→ **WHAT YOU NEED TO DO**
Could you write out each of the records below exactly?

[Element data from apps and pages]
"""
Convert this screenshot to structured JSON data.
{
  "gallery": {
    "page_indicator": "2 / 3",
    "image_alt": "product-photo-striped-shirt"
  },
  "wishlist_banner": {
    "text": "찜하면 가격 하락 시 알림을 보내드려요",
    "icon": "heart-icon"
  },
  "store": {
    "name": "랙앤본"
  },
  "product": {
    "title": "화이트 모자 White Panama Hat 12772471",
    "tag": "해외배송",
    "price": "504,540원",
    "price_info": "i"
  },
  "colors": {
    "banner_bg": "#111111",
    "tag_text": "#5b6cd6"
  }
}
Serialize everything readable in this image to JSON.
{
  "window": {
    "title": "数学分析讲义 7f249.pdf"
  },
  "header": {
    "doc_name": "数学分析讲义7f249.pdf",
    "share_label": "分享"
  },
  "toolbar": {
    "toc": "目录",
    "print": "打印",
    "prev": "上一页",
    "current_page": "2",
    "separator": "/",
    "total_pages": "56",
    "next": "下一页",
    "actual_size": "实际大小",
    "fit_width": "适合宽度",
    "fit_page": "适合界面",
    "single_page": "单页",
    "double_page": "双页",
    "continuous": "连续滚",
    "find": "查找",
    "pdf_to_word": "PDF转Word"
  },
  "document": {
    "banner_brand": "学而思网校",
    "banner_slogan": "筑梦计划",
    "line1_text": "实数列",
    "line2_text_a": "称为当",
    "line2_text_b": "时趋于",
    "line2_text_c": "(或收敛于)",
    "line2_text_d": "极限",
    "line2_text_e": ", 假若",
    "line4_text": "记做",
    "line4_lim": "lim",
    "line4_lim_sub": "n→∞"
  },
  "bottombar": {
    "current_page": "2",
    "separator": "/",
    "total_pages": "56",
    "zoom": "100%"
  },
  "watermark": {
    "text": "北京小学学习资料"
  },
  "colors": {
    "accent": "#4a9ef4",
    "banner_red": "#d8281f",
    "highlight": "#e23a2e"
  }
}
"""
→ **SOLUTION**
Convert this screenshot to structured JSON data.
{
  "gallery": {
    "page_indicator": "2 / 3",
    "image_alt": "product-photo-striped-shirt"
  },
  "wishlist_banner": {
    "text": "찜하면 가격 하락 시 알림을 보내드려요",
    "icon": "heart-icon"
  },
  "store": {
    "name": "랙앤본"
  },
  "product": {
    "title": "화이트 모자 White Panama Hat 12772471",
    "tag": "해외배송",
    "price": "504,540원",
    "price_info": "i"
  },
  "colors": {
    "banner_bg": "#111111",
    "tag_text": "#5b6cd6"
  }
}
Serialize everything readable in this image to JSON.
{
  "window": {
    "title": "数学分析讲义 7f249.pdf"
  },
  "header": {
    "doc_name": "数学分析讲义7f249.pdf",
    "share_label": "分享"
  },
  "toolbar": {
    "toc": "目录",
    "print": "打印",
    "prev": "上一页",
    "current_page": "2",
    "separator": "/",
    "total_pages": "56",
    "next": "下一页",
    "actual_size": "实际大小",
    "fit_width": "适合宽度",
    "fit_page": "适合界面",
    "single_page": "单页",
    "double_page": "双页",
    "continuous": "连续滚",
    "find": "查找",
    "pdf_to_word": "PDF转Word"
  },
  "document": {
    "banner_brand": "学而思网校",
    "banner_slogan": "筑梦计划",
    "line1_text": "实数列",
    "line2_text_a": "称为当",
    "line2_text_b": "时趋于",
    "line2_text_c": "(或收敛于)",
    "line2_text_d": "极限",
    "line2_text_e": ", 假若",
    "line4_text": "记做",
    "line4_lim": "lim",
    "line4_lim_sub": "n→∞"
  },
  "bottombar": {
    "current_page": "2",
    "separator": "/",
    "total_pages": "56",
    "zoom": "100%"
  },
  "watermark": {
    "text": "北京小学学习资料"
  },
  "colors": {
    "accent": "#4a9ef4",
    "banner_red": "#d8281f",
    "highlight": "#e23a2e"
  }
}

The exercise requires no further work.